About this exercise:
Set down exactly each line of the entries below, beginning at the one that contains "Parse this screenshot: output" and ending at the last, and no others.

Entries from a dataset of interfaces:
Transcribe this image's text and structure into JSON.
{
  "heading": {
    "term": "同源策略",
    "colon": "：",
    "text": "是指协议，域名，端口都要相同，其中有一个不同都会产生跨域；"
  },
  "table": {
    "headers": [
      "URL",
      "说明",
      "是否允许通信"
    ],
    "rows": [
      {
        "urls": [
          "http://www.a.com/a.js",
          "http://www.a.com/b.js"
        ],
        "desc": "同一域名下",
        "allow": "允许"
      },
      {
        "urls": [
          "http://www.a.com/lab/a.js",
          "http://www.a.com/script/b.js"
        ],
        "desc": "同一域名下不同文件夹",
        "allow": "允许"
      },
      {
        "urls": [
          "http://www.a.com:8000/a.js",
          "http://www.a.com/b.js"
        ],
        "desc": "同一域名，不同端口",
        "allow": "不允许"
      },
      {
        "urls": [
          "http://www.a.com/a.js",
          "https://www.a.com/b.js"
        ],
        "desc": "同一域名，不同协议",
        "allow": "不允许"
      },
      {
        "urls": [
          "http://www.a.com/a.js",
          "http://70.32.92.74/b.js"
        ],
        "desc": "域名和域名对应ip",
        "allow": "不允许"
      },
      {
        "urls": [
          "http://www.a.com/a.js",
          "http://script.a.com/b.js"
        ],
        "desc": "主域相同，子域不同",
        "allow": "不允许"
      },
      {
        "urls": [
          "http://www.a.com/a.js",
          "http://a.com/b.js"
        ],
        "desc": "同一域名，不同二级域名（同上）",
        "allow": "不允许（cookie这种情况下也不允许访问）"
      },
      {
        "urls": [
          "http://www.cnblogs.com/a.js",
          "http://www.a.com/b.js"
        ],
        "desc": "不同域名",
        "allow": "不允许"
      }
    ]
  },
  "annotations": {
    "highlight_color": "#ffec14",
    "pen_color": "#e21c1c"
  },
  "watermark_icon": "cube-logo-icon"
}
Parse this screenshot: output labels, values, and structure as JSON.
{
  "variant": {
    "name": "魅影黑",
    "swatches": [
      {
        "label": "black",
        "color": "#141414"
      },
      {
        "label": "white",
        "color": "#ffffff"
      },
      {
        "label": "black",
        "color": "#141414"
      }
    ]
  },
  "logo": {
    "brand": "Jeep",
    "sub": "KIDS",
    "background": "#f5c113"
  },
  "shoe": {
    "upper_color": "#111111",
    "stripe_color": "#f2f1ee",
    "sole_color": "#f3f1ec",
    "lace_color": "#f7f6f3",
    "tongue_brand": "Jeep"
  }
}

Exercise output:
Parse this screenshot: output labels, values, and structure as JSON.
{
  "variant": {
    "name": "魅影黑",
    "swatches": [
      {
        "label": "black",
        "color": "#141414"
      },
      {
        "label": "white",
        "color": "#ffffff"
      },
      {
        "label": "black",
        "color": "#141414"
      }
    ]
  },
  "logo": {
    "brand": "Jeep",
    "sub": "KIDS",
    "background": "#f5c113"
  },
  "shoe": {
    "upper_color": "#111111",
    "stripe_color": "#f2f1ee",
    "sole_color": "#f3f1ec",
    "lace_color": "#f7f6f3",
    "tongue_brand": "Jeep"
  }
}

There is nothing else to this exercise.